DATA EXTRACTS Block Start

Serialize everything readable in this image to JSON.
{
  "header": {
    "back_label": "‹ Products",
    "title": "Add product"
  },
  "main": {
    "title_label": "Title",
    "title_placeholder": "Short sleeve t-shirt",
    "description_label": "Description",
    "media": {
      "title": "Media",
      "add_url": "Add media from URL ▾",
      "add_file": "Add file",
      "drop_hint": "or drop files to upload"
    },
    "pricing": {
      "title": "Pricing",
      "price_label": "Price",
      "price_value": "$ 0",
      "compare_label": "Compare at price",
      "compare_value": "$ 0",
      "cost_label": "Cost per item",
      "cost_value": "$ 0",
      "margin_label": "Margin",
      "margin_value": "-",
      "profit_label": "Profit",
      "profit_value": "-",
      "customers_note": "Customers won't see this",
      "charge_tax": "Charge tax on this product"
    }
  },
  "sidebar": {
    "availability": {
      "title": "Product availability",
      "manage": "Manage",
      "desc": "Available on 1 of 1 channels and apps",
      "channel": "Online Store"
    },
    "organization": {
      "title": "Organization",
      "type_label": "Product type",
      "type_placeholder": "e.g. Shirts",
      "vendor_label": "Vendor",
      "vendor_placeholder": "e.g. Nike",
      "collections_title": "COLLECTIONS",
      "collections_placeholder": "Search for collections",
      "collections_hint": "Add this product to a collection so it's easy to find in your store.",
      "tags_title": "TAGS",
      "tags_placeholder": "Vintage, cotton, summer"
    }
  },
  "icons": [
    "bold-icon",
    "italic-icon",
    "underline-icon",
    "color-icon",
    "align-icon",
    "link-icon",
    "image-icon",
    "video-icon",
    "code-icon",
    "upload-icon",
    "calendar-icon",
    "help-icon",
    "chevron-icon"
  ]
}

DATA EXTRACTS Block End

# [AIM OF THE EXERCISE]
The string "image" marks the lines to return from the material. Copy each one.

# [SOLUTION FOR THIS TASK]
Serialize everything readable in this image to JSON.
    "image-icon",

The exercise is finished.